One of my favorite authors dedicated a book to the students of my grad school by noting that they had more dollars than sense. They also had pizzaz and hosted some of the best parties you could imagine. One might think that hosting dinners would have been all the rage being an Ivy League school. But not in my generation; they were all dance-crazed types who couldn’t keep it penned in and were interested in raising a ruckus. The food was snacky stuff and not too good a quality. The rule was lots of beer and crazed dancing intermixed with intense conversations. Parties could last almost till dawn, and people were known to sink into inebriation, get sober during hours of dance, and fall back into intoxication by four AM.

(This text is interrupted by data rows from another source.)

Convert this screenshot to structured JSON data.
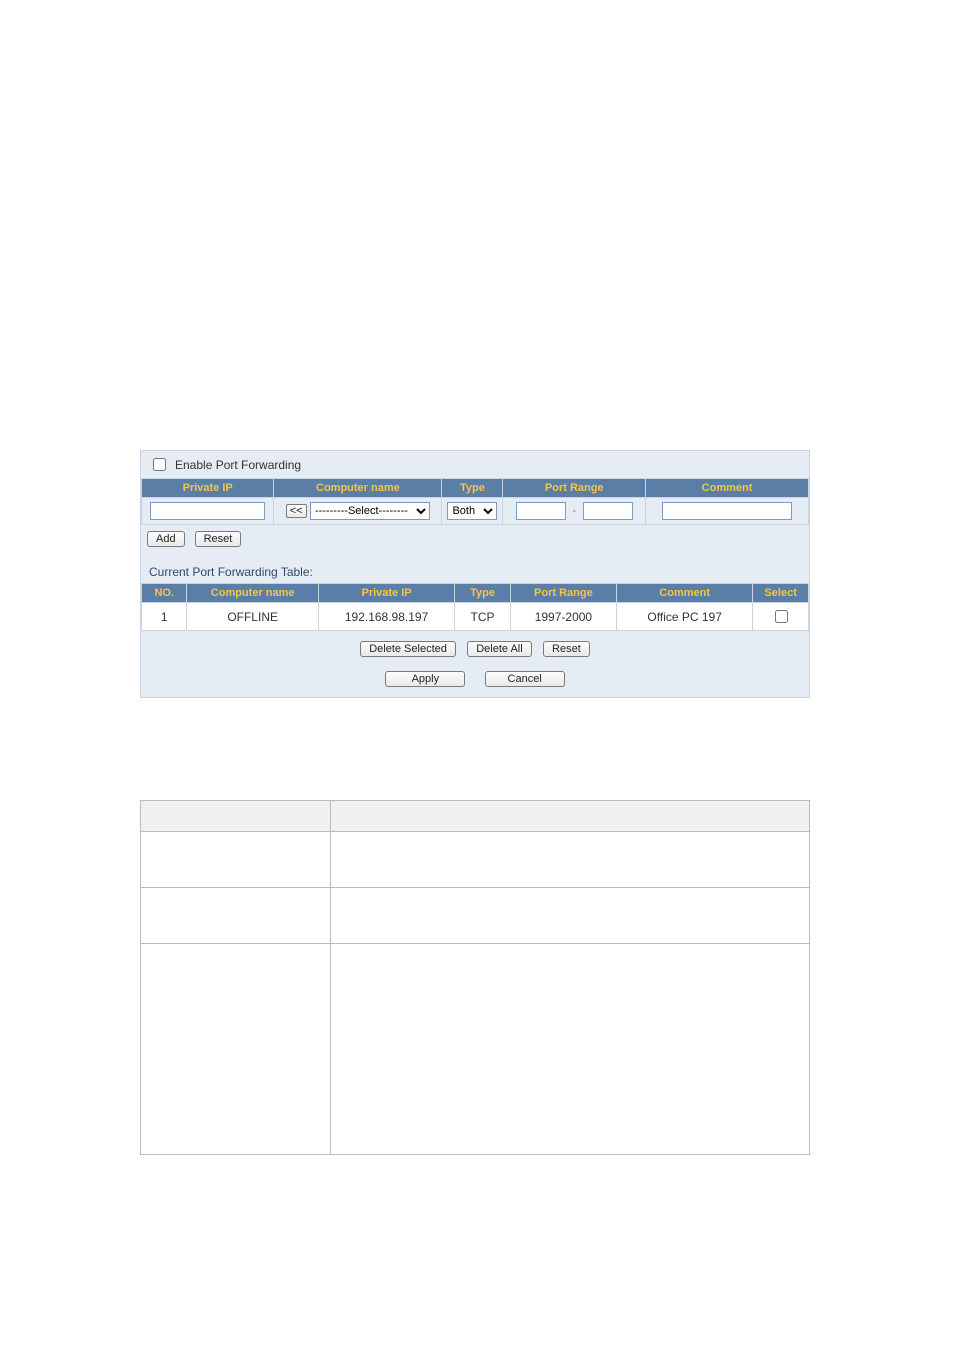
{
  "enable_label": "Enable Port Forwarding",
  "input_headers": {
    "private_ip": "Private IP",
    "computer_name": "Computer name",
    "type": "Type",
    "port_range": "Port Range",
    "comment": "Comment"
  },
  "input_row": {
    "private_ip": "",
    "copy_btn": "<<",
    "computer_select_placeholder": "---------Select--------",
    "type_select_value": "Both",
    "port_from": "",
    "port_to": "",
    "comment": ""
  },
  "buttons": {
    "add": "Add",
    "reset": "Reset",
    "delete_selected": "Delete Selected",
    "delete_all": "Delete All",
    "apply": "Apply",
    "cancel": "Cancel"
  },
  "current_table_label": "Current Port Forwarding Table:",
  "table_headers": {
    "no": "NO.",
    "computer_name": "Computer name",
    "private_ip": "Private IP",
    "type": "Type",
    "port_range": "Port Range",
    "comment": "Comment",
    "select": "Select"
  },
  "rows": [
    {
      "no": "1",
      "computer_name": "OFFLINE",
      "private_ip": "192.168.98.197",
      "type": "TCP",
      "port_range": "1997-2000",
      "comment": "Office PC 197"
    }
  ],
  "desc_table_headers": {
    "parameter": "",
    "description": ""
  },
  "desc_rows_heights": [
    30,
    55,
    55,
    210
  ]
}
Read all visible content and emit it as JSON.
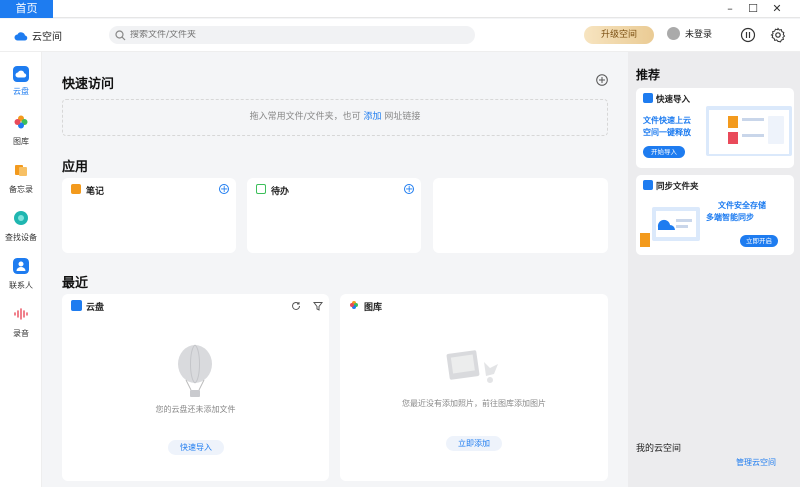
{
  "titlebar": {
    "home_tab": "首页",
    "minimize": "–",
    "maximize": "☐",
    "close": "✕"
  },
  "header": {
    "logo_text": "云空间",
    "search_placeholder": "搜索文件/文件夹",
    "upgrade_label": "升级空间",
    "user_label": "未登录"
  },
  "sidebar": {
    "items": [
      {
        "label": "云盘",
        "icon": "cloud-drive-icon",
        "color": "#1e7cf0"
      },
      {
        "label": "图库",
        "icon": "gallery-icon",
        "color": "#e94a5a"
      },
      {
        "label": "备忘录",
        "icon": "memo-icon",
        "color": "#f39a1d"
      },
      {
        "label": "查找设备",
        "icon": "find-device-icon",
        "color": "#1fb6b0"
      },
      {
        "label": "联系人",
        "icon": "contacts-icon",
        "color": "#1e7cf0"
      },
      {
        "label": "录音",
        "icon": "recorder-icon",
        "color": "#e94a5a"
      }
    ]
  },
  "main": {
    "quick_access": {
      "title": "快速访问",
      "drop_hint_before": "拖入常用文件/文件夹，也可",
      "drop_hint_link": "添加",
      "drop_hint_after": "网址链接"
    },
    "apps": {
      "title": "应用",
      "cards": [
        {
          "label": "笔记",
          "color": "#f39a1d"
        },
        {
          "label": "待办",
          "color": "#3cbf5a"
        }
      ]
    },
    "recent": {
      "title": "最近",
      "cloud": {
        "label": "云盘",
        "empty_text": "您的云盘还未添加文件",
        "action": "快速导入"
      },
      "gallery": {
        "label": "图库",
        "empty_text": "您最近没有添加照片，前往图库添加图片",
        "action": "立即添加"
      }
    }
  },
  "right_panel": {
    "title": "推荐",
    "promo1": {
      "title": "快速导入",
      "line1": "文件快速上云",
      "line2": "空间一键释放",
      "button": "开始导入"
    },
    "promo2": {
      "title": "同步文件夹",
      "line1": "文件安全存储",
      "line2": "多端智能同步",
      "button": "立即开启"
    },
    "my_cloud": "我的云空间",
    "manage": "管理云空间"
  },
  "colors": {
    "accent": "#1e7cf0",
    "upgrade": "#eacb94"
  }
}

By contrast, a young woman with aspirations introduced me to the world of aperitifs, hors d’oeuvres, and seating arrangements. I learned a bit about the correct wines and proper stemware to use. The other day I found a pair of small, handblown glass snifters. All that was left of the pretensions of that bygone time, when I left grad school and emerged into a new poverty, she became uncertain. And when I retreated to trade employment, I became unsuitable. I reverted to sailing with folks who held their coffee in their whole hand, eschewed the use of cup handles, and to whom seating placement meant who could get a good seat at the table first.
My wife and I are thinking of hosting a get-together this fall. we’ll invite some of the newer interesting neighbors, old friends, and dojo mates from our martial arts days. But it won’t be a sit-down dinner. It’ll be the pop-up pavilion in the yard, both fire pits raging and lots of easy food on the dining room table. Nothing newfangled or gimmicky, no crystal, and no quick and easy invitations to drunkenness; if it gets chilly, we’ll move in to sit by the wood stove, play guitar and tell stories. Being older, I doubt the get-together will last later than eleven, which will be fine.
No howling at the full moon.